* Task requirements *
When a line in the data below includes "name", pick it out and copy it.

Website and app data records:

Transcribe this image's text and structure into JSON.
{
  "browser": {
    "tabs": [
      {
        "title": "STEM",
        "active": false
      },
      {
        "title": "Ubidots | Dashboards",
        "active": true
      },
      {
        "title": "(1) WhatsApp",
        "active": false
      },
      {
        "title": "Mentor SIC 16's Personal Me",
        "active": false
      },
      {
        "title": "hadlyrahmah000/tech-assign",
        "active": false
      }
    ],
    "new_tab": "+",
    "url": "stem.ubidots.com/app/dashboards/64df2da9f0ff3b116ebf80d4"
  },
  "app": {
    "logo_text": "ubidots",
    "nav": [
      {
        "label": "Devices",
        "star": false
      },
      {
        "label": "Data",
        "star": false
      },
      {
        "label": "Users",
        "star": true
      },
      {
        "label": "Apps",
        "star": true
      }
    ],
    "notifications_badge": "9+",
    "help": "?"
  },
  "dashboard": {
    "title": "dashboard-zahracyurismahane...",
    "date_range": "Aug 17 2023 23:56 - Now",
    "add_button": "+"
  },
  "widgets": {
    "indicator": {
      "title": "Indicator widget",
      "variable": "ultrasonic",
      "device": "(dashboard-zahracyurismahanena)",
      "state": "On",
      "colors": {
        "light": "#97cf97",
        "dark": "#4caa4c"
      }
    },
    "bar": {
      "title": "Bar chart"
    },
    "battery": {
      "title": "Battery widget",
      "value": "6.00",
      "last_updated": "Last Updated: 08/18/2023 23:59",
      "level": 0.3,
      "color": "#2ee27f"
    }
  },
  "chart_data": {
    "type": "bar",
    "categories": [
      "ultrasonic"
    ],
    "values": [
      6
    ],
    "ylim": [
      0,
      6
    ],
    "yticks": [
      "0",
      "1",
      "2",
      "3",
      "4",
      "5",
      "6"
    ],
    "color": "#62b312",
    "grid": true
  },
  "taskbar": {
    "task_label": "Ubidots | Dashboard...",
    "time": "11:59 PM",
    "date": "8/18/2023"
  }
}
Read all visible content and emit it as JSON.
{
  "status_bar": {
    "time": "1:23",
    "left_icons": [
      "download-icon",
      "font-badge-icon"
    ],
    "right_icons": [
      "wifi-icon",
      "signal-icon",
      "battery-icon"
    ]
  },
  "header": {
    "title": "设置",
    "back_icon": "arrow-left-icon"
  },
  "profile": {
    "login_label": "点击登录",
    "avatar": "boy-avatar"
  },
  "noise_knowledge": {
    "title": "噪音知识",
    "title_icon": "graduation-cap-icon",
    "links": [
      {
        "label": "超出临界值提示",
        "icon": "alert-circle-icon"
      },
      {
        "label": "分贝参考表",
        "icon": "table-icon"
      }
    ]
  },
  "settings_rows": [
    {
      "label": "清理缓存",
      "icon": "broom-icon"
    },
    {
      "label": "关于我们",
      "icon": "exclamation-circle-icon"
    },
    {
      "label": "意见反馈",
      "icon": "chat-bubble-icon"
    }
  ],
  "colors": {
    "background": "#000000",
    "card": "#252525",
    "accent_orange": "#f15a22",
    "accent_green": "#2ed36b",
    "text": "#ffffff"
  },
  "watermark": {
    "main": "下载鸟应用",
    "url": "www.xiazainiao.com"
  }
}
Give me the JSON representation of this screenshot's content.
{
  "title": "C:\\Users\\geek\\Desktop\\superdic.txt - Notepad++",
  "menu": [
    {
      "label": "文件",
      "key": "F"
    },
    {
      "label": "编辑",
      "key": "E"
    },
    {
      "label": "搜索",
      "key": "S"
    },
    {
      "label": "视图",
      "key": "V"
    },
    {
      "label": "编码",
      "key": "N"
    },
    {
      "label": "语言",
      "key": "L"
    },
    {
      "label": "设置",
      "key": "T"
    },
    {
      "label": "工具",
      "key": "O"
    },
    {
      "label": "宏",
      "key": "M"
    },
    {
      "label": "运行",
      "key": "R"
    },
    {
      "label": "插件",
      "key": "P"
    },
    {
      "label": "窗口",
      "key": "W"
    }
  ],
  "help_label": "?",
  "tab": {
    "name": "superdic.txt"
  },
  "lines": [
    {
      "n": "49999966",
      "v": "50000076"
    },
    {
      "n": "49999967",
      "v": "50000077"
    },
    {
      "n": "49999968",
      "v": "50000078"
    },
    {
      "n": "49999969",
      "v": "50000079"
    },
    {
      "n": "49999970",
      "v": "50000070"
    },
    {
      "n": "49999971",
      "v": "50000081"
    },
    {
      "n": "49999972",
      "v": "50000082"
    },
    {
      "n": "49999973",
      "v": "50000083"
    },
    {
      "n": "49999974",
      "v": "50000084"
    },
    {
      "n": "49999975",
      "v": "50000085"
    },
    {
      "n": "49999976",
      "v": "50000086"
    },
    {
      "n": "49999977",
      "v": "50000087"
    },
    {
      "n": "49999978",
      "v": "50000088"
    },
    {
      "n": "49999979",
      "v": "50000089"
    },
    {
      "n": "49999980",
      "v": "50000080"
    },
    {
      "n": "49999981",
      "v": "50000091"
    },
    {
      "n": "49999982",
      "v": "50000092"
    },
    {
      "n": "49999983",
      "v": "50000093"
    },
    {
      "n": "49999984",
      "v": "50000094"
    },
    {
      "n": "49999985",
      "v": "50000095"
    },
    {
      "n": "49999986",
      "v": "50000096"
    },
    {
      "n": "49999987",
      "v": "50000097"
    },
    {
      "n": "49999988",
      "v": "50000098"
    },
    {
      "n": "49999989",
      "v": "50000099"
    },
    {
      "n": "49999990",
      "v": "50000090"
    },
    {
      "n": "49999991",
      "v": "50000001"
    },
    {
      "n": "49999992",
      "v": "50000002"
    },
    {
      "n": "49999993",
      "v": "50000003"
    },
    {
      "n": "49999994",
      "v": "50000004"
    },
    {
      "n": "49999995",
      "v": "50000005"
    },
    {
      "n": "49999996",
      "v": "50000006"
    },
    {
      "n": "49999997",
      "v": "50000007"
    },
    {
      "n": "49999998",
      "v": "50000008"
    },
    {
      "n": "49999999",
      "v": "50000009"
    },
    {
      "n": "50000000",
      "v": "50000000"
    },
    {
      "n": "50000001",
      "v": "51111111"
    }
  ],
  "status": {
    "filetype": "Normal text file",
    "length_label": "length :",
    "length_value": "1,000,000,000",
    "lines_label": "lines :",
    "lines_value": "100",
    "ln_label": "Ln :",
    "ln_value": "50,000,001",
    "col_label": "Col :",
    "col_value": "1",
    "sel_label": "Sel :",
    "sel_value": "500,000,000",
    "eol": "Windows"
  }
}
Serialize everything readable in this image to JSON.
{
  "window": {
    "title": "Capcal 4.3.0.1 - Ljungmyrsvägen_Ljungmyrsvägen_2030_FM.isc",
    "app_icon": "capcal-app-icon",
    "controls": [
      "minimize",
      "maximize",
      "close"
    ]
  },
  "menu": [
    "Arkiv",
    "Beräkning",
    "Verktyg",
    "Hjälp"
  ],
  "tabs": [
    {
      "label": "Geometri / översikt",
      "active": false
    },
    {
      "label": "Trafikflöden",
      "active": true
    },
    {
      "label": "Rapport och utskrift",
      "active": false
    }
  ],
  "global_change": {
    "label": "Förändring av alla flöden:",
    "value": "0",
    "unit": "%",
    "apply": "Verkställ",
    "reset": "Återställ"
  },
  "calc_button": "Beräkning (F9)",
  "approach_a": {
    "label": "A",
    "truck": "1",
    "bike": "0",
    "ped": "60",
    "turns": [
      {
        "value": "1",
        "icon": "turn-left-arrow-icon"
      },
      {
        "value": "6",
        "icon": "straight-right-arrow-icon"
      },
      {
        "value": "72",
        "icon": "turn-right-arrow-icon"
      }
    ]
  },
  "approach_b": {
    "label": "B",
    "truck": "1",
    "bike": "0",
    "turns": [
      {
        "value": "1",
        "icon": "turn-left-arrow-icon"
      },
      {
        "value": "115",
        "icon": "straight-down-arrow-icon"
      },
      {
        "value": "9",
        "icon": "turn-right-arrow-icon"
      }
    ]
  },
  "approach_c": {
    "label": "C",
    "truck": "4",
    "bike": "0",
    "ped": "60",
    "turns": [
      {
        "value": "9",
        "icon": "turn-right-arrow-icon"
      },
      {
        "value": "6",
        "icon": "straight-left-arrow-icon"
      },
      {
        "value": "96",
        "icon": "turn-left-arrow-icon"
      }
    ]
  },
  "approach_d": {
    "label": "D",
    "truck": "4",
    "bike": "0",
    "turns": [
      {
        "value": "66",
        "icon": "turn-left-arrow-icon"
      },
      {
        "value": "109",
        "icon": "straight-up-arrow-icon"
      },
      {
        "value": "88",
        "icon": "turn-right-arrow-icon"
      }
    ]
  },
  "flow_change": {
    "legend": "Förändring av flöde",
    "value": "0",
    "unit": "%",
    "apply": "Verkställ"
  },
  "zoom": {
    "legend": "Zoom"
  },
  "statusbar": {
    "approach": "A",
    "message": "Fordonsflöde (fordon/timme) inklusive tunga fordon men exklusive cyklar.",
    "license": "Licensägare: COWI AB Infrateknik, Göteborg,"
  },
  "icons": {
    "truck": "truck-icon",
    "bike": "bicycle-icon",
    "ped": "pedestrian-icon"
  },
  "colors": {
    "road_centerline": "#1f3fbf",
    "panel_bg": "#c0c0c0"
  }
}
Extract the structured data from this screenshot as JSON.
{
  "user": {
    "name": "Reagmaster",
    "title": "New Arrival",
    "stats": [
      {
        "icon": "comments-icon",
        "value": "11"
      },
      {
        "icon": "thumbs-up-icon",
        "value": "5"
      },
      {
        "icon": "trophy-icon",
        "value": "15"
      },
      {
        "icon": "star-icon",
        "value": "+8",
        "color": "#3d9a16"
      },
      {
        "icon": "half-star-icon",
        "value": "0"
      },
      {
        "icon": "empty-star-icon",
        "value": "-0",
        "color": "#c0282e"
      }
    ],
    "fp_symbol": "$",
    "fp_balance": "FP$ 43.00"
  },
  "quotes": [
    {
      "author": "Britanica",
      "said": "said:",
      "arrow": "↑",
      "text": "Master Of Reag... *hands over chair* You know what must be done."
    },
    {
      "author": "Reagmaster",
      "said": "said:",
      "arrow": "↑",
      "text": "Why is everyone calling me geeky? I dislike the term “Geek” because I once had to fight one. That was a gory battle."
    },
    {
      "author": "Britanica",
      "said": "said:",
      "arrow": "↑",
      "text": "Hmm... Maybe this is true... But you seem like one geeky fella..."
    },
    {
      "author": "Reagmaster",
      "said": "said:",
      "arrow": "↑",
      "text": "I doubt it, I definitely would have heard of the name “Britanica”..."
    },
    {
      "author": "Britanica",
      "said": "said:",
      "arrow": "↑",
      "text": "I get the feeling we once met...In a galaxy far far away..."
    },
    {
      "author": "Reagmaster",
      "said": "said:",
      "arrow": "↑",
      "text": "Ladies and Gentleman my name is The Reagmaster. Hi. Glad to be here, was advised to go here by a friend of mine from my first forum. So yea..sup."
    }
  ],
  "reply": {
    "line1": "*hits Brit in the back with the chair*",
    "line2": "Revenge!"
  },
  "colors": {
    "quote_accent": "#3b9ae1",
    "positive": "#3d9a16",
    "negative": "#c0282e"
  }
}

* Task answer *
    "name": "superdic.txt"
    "name": "Reagmaster",
      "text": "I doubt it, I definitely would have heard of the name “Britanica”..."
      "text": "Ladies and Gentleman my name is The Reagmaster. Hi. Glad to be here, was advised to go here by a friend of mine from my first forum. So yea..sup."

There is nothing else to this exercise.